:: Work request ::
The answer is a single number: the count of lines below in which the word "eklenmesini" appears.

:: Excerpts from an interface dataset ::

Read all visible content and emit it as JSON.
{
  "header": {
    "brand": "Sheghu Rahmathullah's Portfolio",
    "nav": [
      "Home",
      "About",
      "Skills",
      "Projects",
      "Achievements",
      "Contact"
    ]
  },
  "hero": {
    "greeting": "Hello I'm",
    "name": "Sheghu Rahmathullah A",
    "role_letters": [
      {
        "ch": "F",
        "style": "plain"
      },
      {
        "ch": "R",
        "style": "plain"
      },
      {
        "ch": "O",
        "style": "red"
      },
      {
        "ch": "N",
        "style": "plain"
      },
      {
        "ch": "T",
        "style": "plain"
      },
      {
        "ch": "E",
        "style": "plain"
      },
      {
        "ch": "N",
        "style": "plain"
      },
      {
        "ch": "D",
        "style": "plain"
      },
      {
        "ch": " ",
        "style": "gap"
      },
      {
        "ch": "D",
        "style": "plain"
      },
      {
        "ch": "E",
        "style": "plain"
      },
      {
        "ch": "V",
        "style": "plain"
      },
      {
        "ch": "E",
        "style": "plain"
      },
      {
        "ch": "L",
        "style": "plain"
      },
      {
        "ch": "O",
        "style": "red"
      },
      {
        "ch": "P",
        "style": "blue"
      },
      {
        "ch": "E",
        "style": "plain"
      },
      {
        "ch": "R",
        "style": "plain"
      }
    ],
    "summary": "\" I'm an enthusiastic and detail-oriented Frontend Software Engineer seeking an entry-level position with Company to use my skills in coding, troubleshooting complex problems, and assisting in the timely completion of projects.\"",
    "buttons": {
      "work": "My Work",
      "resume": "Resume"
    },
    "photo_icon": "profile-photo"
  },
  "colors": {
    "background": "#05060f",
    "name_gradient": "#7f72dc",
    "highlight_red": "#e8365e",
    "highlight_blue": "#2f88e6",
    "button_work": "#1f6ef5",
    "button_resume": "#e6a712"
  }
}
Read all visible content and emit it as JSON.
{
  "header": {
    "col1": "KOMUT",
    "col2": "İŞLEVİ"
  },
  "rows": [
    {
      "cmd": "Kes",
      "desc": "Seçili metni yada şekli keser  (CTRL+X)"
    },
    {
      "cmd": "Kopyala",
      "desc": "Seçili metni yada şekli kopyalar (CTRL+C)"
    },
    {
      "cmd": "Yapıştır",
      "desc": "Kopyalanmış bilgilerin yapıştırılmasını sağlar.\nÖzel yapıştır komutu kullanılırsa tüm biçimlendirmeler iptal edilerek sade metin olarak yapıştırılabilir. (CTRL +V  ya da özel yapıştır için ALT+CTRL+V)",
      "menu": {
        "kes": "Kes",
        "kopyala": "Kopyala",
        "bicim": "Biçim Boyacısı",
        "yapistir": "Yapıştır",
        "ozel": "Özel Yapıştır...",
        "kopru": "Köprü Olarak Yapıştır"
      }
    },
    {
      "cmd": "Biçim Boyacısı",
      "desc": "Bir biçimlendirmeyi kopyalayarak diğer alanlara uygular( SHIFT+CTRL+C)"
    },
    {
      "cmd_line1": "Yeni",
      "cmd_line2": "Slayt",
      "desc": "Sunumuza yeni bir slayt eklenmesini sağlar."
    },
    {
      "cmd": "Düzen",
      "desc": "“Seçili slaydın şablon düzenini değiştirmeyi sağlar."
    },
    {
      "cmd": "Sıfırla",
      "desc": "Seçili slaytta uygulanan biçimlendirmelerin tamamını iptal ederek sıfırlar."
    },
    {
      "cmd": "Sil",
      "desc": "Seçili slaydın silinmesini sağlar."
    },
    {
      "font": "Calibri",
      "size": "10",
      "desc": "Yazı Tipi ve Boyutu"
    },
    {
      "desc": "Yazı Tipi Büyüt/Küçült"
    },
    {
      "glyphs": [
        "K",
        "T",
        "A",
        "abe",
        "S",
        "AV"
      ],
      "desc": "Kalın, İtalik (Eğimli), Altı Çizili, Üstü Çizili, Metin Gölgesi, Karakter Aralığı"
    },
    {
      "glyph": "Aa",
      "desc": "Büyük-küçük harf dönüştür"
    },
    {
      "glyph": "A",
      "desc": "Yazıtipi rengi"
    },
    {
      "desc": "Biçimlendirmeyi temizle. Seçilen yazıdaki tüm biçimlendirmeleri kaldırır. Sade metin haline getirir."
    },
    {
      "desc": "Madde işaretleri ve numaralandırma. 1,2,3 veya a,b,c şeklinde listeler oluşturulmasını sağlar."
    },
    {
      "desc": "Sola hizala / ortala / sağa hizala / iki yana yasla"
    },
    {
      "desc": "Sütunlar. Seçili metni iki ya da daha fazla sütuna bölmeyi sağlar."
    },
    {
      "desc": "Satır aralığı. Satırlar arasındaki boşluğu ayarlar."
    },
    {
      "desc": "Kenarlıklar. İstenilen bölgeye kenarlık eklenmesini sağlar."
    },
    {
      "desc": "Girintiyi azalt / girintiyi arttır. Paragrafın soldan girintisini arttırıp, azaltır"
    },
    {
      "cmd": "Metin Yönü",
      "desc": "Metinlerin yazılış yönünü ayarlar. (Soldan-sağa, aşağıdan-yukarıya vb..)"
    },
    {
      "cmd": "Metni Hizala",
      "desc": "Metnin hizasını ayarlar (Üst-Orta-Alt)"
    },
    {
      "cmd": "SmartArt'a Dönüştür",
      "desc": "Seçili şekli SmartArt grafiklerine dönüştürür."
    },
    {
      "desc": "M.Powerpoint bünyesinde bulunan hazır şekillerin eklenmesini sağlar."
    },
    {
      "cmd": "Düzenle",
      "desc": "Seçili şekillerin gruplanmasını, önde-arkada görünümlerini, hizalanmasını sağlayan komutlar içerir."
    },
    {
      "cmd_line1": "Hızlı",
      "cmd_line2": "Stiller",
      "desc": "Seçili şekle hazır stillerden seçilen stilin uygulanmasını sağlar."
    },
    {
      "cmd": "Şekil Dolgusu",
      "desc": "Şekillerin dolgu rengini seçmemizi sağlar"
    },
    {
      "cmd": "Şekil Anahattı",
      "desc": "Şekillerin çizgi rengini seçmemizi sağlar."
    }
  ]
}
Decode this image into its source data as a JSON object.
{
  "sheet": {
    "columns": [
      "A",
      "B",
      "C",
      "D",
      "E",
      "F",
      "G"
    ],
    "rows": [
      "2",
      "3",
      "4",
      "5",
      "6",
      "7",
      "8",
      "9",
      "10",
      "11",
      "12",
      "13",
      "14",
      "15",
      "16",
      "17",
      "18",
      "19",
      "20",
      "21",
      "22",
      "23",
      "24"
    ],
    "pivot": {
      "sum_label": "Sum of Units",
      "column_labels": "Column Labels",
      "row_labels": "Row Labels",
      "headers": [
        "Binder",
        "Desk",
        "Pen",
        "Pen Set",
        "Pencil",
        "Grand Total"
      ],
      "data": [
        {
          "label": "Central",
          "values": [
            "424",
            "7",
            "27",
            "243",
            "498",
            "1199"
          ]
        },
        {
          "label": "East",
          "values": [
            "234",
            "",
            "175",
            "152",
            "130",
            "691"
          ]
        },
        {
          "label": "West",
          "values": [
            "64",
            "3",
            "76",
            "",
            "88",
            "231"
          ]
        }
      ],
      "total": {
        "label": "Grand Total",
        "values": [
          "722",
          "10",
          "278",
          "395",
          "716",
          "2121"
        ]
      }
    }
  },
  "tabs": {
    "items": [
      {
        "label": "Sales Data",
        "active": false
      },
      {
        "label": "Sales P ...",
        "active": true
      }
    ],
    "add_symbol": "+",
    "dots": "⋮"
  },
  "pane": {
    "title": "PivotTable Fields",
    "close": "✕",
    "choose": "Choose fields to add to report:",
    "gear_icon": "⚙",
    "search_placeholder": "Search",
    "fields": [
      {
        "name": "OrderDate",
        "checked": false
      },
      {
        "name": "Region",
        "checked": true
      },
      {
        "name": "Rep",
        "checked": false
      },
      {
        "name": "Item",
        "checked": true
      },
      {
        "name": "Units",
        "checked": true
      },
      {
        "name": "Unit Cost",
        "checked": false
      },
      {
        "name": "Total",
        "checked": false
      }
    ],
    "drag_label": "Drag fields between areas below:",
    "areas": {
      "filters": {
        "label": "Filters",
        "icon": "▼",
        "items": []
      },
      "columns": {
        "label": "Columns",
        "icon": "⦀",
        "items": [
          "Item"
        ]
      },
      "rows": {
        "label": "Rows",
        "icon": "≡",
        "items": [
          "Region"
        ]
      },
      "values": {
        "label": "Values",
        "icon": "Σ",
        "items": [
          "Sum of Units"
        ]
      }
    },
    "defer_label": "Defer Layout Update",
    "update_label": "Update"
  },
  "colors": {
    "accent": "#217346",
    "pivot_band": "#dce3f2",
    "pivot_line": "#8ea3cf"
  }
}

:: Task response ::
3